**TO DO**
Exactly as they stand, set down all of the records again.

==*==

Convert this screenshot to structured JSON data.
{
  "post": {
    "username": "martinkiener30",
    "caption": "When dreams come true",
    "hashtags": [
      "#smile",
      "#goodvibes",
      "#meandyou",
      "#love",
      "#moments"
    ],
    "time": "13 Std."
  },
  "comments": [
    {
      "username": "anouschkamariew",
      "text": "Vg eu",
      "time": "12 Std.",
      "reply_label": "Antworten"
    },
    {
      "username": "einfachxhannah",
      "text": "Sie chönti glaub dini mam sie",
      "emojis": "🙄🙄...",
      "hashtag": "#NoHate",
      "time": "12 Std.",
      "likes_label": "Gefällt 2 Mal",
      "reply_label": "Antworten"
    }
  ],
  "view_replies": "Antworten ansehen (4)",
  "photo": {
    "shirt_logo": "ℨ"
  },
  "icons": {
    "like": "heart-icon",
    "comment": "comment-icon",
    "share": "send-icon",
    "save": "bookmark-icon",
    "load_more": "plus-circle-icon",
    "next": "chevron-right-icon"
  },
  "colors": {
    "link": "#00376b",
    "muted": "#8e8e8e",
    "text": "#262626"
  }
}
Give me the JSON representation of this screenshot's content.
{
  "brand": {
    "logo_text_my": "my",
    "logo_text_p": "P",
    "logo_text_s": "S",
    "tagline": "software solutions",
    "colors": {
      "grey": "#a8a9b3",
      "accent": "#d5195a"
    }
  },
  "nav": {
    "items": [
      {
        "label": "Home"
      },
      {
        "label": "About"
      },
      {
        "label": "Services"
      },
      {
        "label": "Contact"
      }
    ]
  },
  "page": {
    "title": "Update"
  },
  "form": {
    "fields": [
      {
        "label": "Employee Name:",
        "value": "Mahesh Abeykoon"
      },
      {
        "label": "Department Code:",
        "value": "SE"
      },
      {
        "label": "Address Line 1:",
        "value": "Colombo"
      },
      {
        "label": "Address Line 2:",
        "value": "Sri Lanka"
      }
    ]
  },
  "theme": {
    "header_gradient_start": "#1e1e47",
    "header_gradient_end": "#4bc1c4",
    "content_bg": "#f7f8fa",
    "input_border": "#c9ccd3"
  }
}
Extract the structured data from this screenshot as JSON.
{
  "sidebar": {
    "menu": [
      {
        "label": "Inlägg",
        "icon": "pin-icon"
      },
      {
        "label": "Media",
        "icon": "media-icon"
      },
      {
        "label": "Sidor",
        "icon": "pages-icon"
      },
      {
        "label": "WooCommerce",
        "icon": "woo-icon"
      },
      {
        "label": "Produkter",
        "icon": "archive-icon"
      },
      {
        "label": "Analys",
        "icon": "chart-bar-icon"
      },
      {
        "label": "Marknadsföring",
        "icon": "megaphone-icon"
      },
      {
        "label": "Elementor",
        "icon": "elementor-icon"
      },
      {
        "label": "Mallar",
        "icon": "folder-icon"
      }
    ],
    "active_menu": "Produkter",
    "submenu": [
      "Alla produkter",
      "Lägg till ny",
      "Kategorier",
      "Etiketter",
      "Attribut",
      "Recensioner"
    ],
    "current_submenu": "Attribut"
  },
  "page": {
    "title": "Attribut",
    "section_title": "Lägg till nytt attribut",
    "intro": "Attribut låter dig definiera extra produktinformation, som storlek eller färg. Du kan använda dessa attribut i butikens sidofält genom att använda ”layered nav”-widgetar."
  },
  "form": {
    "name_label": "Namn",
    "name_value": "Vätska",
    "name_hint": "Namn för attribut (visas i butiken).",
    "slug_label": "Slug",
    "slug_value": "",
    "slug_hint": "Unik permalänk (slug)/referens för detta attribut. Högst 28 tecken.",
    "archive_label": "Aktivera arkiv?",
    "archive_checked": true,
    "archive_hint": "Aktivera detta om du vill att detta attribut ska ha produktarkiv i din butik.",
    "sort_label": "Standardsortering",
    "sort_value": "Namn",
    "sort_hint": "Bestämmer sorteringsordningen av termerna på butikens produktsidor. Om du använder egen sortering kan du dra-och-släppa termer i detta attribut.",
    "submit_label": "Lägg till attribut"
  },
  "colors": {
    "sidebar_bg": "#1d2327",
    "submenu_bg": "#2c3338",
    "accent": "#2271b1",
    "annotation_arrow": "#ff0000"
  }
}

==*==

**TASK ANSWER**
Convert this screenshot to structured JSON data.
{
  "post": {
    "username": "martinkiener30",
    "caption": "When dreams come true",
    "hashtags": [
      "#smile",
      "#goodvibes",
      "#meandyou",
      "#love",
      "#moments"
    ],
    "time": "13 Std."
  },
  "comments": [
    {
      "username": "anouschkamariew",
      "text": "Vg eu",
      "time": "12 Std.",
      "reply_label": "Antworten"
    },
    {
      "username": "einfachxhannah",
      "text": "Sie chönti glaub dini mam sie",
      "emojis": "🙄🙄...",
      "hashtag": "#NoHate",
      "time": "12 Std.",
      "likes_label": "Gefällt 2 Mal",
      "reply_label": "Antworten"
    }
  ],
  "view_replies": "Antworten ansehen (4)",
  "photo": {
    "shirt_logo": "ℨ"
  },
  "icons": {
    "like": "heart-icon",
    "comment": "comment-icon",
    "share": "send-icon",
    "save": "bookmark-icon",
    "load_more": "plus-circle-icon",
    "next": "chevron-right-icon"
  },
  "colors": {
    "link": "#00376b",
    "muted": "#8e8e8e",
    "text": "#262626"
  }
}
Give me the JSON representation of this screenshot's content.
{
  "brand": {
    "logo_text_my": "my",
    "logo_text_p": "P",
    "logo_text_s": "S",
    "tagline": "software solutions",
    "colors": {
      "grey": "#a8a9b3",
      "accent": "#d5195a"
    }
  },
  "nav": {
    "items": [
      {
        "label": "Home"
      },
      {
        "label": "About"
      },
      {
        "label": "Services"
      },
      {
        "label": "Contact"
      }
    ]
  },
  "page": {
    "title": "Update"
  },
  "form": {
    "fields": [
      {
        "label": "Employee Name:",
        "value": "Mahesh Abeykoon"
      },
      {
        "label": "Department Code:",
        "value": "SE"
      },
      {
        "label": "Address Line 1:",
        "value": "Colombo"
      },
      {
        "label": "Address Line 2:",
        "value": "Sri Lanka"
      }
    ]
  },
  "theme": {
    "header_gradient_start": "#1e1e47",
    "header_gradient_end": "#4bc1c4",
    "content_bg": "#f7f8fa",
    "input_border": "#c9ccd3"
  }
}
Extract the structured data from this screenshot as JSON.
{
  "sidebar": {
    "menu": [
      {
        "label": "Inlägg",
        "icon": "pin-icon"
      },
      {
        "label": "Media",
        "icon": "media-icon"
      },
      {
        "label": "Sidor",
        "icon": "pages-icon"
      },
      {
        "label": "WooCommerce",
        "icon": "woo-icon"
      },
      {
        "label": "Produkter",
        "icon": "archive-icon"
      },
      {
        "label": "Analys",
        "icon": "chart-bar-icon"
      },
      {
        "label": "Marknadsföring",
        "icon": "megaphone-icon"
      },
      {
        "label": "Elementor",
        "icon": "elementor-icon"
      },
      {
        "label": "Mallar",
        "icon": "folder-icon"
      }
    ],
    "active_menu": "Produkter",
    "submenu": [
      "Alla produkter",
      "Lägg till ny",
      "Kategorier",
      "Etiketter",
      "Attribut",
      "Recensioner"
    ],
    "current_submenu": "Attribut"
  },
  "page": {
    "title": "Attribut",
    "section_title": "Lägg till nytt attribut",
    "intro": "Attribut låter dig definiera extra produktinformation, som storlek eller färg. Du kan använda dessa attribut i butikens sidofält genom att använda ”layered nav”-widgetar."
  },
  "form": {
    "name_label": "Namn",
    "name_value": "Vätska",
    "name_hint": "Namn för attribut (visas i butiken).",
    "slug_label": "Slug",
    "slug_value": "",
    "slug_hint": "Unik permalänk (slug)/referens för detta attribut. Högst 28 tecken.",
    "archive_label": "Aktivera arkiv?",
    "archive_checked": true,
    "archive_hint": "Aktivera detta om du vill att detta attribut ska ha produktarkiv i din butik.",
    "sort_label": "Standardsortering",
    "sort_value": "Namn",
    "sort_hint": "Bestämmer sorteringsordningen av termerna på butikens produktsidor. Om du använder egen sortering kan du dra-och-släppa termer i detta attribut.",
    "submit_label": "Lägg till attribut"
  },
  "colors": {
    "sidebar_bg": "#1d2327",
    "submenu_bg": "#2c3338",
    "accent": "#2271b1",
    "annotation_arrow": "#ff0000"
  }
}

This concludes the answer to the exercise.